[Saved data entries]
────

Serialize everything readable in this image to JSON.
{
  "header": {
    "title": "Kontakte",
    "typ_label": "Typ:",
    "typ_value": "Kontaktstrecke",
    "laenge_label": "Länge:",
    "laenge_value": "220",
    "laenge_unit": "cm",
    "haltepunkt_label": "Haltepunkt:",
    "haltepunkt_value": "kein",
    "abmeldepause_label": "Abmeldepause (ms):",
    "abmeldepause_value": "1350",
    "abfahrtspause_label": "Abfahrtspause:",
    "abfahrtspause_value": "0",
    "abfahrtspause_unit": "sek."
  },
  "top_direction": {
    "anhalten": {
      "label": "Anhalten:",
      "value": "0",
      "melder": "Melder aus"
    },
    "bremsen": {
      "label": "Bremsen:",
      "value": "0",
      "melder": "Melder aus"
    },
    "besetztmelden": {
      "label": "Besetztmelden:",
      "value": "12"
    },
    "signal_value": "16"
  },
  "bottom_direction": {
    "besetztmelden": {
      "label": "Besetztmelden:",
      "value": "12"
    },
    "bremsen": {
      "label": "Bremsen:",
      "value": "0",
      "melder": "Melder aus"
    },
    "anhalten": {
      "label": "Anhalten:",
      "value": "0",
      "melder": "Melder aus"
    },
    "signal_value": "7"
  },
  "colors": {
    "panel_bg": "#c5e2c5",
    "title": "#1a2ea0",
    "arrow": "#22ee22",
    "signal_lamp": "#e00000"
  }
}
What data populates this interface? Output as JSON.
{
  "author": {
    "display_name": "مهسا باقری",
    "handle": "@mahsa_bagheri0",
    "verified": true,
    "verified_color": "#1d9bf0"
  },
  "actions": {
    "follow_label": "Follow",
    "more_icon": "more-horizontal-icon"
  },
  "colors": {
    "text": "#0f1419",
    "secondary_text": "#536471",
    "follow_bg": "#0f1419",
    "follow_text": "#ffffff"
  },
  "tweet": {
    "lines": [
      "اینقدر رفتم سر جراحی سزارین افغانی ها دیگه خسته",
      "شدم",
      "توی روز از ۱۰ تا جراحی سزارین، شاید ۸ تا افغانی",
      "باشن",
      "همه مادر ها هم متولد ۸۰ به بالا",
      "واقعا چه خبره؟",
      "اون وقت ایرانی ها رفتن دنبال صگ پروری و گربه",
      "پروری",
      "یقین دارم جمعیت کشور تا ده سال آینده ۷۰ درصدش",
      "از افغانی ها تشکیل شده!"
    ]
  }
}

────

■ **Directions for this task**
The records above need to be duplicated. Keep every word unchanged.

■ **Finished exercise**
Serialize everything readable in this image to JSON.
{
  "header": {
    "title": "Kontakte",
    "typ_label": "Typ:",
    "typ_value": "Kontaktstrecke",
    "laenge_label": "Länge:",
    "laenge_value": "220",
    "laenge_unit": "cm",
    "haltepunkt_label": "Haltepunkt:",
    "haltepunkt_value": "kein",
    "abmeldepause_label": "Abmeldepause (ms):",
    "abmeldepause_value": "1350",
    "abfahrtspause_label": "Abfahrtspause:",
    "abfahrtspause_value": "0",
    "abfahrtspause_unit": "sek."
  },
  "top_direction": {
    "anhalten": {
      "label": "Anhalten:",
      "value": "0",
      "melder": "Melder aus"
    },
    "bremsen": {
      "label": "Bremsen:",
      "value": "0",
      "melder": "Melder aus"
    },
    "besetztmelden": {
      "label": "Besetztmelden:",
      "value": "12"
    },
    "signal_value": "16"
  },
  "bottom_direction": {
    "besetztmelden": {
      "label": "Besetztmelden:",
      "value": "12"
    },
    "bremsen": {
      "label": "Bremsen:",
      "value": "0",
      "melder": "Melder aus"
    },
    "anhalten": {
      "label": "Anhalten:",
      "value": "0",
      "melder": "Melder aus"
    },
    "signal_value": "7"
  },
  "colors": {
    "panel_bg": "#c5e2c5",
    "title": "#1a2ea0",
    "arrow": "#22ee22",
    "signal_lamp": "#e00000"
  }
}
What data populates this interface? Output as JSON.
{
  "author": {
    "display_name": "مهسا باقری",
    "handle": "@mahsa_bagheri0",
    "verified": true,
    "verified_color": "#1d9bf0"
  },
  "actions": {
    "follow_label": "Follow",
    "more_icon": "more-horizontal-icon"
  },
  "colors": {
    "text": "#0f1419",
    "secondary_text": "#536471",
    "follow_bg": "#0f1419",
    "follow_text": "#ffffff"
  },
  "tweet": {
    "lines": [
      "اینقدر رفتم سر جراحی سزارین افغانی ها دیگه خسته",
      "شدم",
      "توی روز از ۱۰ تا جراحی سزارین، شاید ۸ تا افغانی",
      "باشن",
      "همه مادر ها هم متولد ۸۰ به بالا",
      "واقعا چه خبره؟",
      "اون وقت ایرانی ها رفتن دنبال صگ پروری و گربه",
      "پروری",
      "یقین دارم جمعیت کشور تا ده سال آینده ۷۰ درصدش",
      "از افغانی ها تشکیل شده!"
    ]
  }
}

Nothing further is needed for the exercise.